We are often told that the left-wing, right-wing distinction is trivial or irredeemably vague and that various “postmodern” Issues, such as those concerning difference, render the distinction irrelevant. But a recent book by Christopher Cochrane – Left and Right: The Small World of Political Ideas> – tells another story. Continue reading
Tag Archives: equality
Learning from Bernie Sanders
A vision is a story about our common future that touches our hearts as well as our minds. To be effective, the story must, in simple words, portray a future that people would want to inhabit and identify some practicable steps for getting there. The left globally has not been effective lately in presenting such an attractive story-line. But there is an exception: Bernie Sanders, who emerged from obscurity as an independent Senator from Vermont to nearly capture the Democratic Party’s nomination for president. Continue reading
Why Identify with Left-Wing Politics?
“A young person who isn’t a socialist hasn’t got a heart; an old person who is a socialist hasn’t got a head.” Is this true?
This old adage suggests that an attachment to the left is merely a romantic and naïve phase that should eventually pass as we mature and gain a more “realistic” understanding. Realism from this viewpoint involves the acceptance that There is No Alternative (TINA) to presently-existing capitalism and liberal democracy, that the most we can expect is some minor tinkering.
But this conservative viewpoint is unconvincing for two reasons. Continue reading
The Left’s Central Dilemma
Sometimes it appears that the democratic left is engaged in the labour of Sisyphus. Sisyphus, according to the Greek myth, was condemned by the gods to spend eternity in an utterly futile task: to push a boulder to the top of a hill, only to see it roll down to the bottom each time. Leaders of the left have their own peculiar burden to shoulder. When progressive parties pursue a moderate strategy of accommodation with capitalism, they may achieve egalitarian gains but rarely enough to satisfy their militant followers. But if they pursue a more confrontational stance vis-à-vis inherited structures of privilege and power, they risk instigating an economic crisis that may usher in a crushing political crisis as well. This pattern is evident in the Global South, the focus of this post, but it probably applies also to the Global North. Continue reading
The NDP’s “Socialism” Debate: Guest Post
Guest Post by Frank Cunningham, Emeritus Professor of Philosophy & Political Science, University of Toronto
Premised on the philosopher, George Santayana’s often-proven adage that those who do not learn from history are condemned to repeat it, this intervention in the (Canadian) New Democratic Party’s current debate over the “S” word situates these deliberations within the history of socialist and social-democratic movements. Continue reading
Can Moderate Social Democracy be Progressive? A View from the Global South

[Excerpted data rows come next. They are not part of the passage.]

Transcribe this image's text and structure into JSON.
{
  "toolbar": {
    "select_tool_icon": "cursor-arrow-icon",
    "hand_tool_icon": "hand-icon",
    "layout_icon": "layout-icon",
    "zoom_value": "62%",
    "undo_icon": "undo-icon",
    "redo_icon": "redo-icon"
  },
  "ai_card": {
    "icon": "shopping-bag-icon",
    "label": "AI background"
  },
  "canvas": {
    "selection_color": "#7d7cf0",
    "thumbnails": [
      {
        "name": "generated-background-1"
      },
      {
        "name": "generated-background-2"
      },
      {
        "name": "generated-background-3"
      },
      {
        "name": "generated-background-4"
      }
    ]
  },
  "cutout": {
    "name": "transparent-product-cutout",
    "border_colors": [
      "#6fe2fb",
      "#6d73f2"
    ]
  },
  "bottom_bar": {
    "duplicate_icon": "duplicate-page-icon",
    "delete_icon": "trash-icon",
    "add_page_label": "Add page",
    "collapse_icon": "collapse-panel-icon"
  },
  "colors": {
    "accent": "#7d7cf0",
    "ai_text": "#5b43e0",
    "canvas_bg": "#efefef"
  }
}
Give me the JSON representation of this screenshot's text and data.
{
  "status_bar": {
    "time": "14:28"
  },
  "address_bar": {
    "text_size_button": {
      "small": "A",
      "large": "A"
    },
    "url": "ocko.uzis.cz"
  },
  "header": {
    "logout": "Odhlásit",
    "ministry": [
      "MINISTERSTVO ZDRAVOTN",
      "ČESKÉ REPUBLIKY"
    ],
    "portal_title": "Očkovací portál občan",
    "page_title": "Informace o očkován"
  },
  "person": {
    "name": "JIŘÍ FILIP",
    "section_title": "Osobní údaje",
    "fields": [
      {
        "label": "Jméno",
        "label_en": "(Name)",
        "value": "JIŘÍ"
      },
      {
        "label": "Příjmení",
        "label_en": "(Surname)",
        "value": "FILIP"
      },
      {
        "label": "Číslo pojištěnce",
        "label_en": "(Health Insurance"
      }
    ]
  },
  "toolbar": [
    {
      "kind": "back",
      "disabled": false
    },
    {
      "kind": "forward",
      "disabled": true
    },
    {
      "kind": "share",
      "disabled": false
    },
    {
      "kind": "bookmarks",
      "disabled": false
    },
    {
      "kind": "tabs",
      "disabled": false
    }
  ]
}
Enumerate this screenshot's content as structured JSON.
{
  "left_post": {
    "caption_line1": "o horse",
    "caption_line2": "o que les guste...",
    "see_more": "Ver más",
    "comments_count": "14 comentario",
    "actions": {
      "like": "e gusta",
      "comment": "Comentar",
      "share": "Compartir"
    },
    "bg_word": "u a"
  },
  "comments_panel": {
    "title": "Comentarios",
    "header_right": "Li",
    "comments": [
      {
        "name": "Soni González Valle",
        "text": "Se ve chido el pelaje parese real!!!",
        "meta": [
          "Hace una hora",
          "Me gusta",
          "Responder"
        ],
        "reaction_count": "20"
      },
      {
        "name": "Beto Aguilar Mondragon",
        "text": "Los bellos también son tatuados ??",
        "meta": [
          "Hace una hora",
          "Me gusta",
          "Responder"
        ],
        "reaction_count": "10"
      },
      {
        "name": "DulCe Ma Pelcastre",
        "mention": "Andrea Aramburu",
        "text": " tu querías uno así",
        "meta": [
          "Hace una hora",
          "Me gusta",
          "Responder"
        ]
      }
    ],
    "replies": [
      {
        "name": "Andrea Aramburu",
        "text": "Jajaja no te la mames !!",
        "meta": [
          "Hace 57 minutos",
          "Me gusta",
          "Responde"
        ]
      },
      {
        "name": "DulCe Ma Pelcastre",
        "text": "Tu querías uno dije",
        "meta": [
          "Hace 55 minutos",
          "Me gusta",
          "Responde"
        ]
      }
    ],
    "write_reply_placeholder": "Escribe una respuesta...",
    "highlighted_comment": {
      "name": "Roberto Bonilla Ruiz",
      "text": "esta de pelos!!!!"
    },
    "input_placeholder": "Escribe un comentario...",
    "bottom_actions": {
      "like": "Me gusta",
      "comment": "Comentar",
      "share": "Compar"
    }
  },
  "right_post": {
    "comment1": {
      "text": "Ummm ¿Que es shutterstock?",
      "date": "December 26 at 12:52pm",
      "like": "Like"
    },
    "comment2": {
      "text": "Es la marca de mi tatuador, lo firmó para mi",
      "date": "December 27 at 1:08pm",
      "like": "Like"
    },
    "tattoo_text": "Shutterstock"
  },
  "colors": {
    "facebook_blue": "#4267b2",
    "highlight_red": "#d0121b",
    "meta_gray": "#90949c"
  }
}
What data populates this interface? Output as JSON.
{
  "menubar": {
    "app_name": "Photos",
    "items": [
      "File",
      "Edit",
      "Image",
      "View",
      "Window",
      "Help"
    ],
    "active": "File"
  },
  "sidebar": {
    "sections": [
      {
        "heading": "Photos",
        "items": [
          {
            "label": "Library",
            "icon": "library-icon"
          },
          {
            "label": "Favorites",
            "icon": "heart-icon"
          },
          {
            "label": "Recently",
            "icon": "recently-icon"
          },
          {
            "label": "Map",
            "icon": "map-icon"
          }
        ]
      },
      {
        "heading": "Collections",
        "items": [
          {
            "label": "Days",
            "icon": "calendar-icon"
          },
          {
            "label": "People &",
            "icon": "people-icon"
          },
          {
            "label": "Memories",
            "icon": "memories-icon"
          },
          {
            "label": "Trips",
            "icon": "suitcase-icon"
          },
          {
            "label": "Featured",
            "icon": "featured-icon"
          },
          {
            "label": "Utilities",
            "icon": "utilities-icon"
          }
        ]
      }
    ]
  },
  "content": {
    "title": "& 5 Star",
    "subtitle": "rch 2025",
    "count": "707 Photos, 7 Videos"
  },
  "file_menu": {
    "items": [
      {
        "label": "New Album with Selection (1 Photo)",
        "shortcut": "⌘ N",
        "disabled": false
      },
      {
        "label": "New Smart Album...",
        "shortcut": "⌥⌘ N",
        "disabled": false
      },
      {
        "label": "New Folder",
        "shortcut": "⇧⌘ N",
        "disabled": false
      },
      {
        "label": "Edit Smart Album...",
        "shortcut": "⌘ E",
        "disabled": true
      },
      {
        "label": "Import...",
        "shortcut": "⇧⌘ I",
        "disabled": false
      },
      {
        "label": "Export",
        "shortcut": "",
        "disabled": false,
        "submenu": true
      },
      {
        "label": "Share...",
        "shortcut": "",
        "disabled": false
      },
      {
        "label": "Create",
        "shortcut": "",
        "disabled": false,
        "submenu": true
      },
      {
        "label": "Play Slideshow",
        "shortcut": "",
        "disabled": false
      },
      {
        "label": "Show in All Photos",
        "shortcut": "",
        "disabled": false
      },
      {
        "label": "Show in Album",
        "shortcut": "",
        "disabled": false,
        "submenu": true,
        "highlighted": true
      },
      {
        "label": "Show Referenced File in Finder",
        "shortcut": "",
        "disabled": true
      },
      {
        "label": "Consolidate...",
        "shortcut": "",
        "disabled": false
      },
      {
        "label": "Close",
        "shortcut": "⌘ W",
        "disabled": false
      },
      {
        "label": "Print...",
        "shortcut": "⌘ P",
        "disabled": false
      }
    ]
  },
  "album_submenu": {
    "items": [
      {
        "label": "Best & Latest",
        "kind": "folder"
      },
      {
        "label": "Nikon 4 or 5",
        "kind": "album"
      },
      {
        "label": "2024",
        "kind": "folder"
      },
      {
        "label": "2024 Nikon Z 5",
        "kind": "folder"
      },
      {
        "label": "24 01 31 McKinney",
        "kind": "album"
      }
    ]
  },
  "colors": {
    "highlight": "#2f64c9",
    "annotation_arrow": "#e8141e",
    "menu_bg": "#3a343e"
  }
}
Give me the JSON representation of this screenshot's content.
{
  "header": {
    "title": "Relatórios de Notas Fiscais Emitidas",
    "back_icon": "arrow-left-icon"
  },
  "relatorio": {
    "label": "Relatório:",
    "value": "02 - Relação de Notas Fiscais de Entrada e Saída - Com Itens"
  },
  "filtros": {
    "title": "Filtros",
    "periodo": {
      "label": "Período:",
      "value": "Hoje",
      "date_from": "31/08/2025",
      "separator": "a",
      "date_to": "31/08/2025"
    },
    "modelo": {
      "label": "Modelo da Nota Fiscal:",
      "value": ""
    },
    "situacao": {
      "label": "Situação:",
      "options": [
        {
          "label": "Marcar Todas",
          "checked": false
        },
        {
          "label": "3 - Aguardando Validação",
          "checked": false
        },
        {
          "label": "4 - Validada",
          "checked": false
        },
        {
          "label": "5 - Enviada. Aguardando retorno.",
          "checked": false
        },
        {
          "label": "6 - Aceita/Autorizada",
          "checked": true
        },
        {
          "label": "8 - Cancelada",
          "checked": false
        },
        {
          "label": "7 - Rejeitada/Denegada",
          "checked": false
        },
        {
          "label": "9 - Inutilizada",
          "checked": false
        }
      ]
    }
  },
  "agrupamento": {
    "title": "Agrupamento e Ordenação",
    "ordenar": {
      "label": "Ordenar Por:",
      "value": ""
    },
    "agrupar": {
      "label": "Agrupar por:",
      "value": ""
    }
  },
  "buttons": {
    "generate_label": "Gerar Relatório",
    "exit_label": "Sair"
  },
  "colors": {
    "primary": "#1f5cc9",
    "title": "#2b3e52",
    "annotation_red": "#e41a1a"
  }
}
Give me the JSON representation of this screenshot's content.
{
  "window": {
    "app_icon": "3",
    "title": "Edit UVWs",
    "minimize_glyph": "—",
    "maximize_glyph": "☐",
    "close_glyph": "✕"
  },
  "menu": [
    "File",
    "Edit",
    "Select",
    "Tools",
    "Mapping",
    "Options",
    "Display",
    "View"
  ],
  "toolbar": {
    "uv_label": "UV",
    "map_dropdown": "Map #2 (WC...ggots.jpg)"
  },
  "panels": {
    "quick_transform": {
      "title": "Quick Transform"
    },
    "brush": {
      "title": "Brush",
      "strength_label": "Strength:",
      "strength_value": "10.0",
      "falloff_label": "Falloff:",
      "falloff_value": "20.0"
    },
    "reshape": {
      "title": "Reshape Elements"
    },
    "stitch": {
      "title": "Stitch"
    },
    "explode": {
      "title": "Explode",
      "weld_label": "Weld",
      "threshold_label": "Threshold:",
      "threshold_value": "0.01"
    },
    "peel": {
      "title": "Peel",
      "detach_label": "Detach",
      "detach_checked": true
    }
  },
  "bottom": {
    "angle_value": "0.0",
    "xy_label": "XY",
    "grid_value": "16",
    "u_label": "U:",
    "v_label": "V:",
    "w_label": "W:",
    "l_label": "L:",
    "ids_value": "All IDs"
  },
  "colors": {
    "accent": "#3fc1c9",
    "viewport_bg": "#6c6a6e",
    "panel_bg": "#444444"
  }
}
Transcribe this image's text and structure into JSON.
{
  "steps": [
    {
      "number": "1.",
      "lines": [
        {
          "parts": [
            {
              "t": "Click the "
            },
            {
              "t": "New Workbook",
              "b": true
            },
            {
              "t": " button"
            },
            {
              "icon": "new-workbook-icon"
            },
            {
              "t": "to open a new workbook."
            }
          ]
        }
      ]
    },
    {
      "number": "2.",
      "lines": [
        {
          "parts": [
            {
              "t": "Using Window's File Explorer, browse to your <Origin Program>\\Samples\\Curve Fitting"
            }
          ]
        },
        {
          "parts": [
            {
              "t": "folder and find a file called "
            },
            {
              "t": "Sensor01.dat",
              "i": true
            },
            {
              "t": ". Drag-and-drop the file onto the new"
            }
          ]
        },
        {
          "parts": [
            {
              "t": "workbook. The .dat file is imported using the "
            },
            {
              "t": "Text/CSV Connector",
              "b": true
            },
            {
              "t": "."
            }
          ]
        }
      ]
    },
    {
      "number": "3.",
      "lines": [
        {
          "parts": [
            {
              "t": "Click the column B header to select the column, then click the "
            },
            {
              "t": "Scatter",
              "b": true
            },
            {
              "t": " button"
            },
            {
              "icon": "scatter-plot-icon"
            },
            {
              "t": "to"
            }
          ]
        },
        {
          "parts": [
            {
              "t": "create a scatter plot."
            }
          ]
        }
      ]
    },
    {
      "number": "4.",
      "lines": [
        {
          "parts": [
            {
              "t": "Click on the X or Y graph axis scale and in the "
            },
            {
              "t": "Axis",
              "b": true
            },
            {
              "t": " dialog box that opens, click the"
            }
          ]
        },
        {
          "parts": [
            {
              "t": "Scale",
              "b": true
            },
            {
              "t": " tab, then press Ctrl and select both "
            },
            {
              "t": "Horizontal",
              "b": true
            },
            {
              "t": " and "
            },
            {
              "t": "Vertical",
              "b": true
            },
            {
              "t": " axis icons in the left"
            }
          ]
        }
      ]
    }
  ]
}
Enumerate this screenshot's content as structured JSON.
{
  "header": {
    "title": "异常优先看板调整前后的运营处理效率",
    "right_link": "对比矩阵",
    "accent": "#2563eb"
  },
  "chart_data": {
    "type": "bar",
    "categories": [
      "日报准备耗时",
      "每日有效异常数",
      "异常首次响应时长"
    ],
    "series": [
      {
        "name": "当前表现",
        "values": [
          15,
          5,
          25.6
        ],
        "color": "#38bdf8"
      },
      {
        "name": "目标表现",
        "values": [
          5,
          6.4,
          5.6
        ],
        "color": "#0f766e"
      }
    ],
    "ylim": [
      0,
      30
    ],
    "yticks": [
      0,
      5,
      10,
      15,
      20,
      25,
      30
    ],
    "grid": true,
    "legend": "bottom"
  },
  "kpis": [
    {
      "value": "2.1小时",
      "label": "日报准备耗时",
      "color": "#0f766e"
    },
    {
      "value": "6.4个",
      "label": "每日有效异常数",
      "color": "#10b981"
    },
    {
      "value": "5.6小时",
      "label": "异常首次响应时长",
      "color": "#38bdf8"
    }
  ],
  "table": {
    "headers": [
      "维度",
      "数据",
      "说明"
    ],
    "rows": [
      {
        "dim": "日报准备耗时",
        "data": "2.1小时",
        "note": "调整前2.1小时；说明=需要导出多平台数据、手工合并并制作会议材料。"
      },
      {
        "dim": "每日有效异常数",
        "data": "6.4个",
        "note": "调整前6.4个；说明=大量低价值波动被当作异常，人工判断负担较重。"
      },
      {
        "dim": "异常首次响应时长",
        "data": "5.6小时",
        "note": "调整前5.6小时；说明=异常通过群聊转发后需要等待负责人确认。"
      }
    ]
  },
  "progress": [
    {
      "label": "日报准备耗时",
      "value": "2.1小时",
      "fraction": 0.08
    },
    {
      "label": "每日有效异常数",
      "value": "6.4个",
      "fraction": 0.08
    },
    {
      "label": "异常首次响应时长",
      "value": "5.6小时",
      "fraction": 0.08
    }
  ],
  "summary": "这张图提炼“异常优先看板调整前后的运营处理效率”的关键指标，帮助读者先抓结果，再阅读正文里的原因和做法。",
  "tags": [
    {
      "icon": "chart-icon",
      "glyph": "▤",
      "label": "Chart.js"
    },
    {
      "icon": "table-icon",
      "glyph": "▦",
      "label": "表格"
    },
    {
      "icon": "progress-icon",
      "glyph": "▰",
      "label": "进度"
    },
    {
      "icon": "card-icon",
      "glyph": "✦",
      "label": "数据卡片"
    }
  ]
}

Progressive movements divide into two types. On the one hand, there are leftist parties with a moderate strategy that aim, or at least resign themselves, to implement redistributive programs with the acquiescence of the elites. On the other hand, we find parties that believe that only unrelenting confrontation of existing power structures and inherited privilege will bring the desired results. The division between class compromise and class struggle is fundamental. Continue reading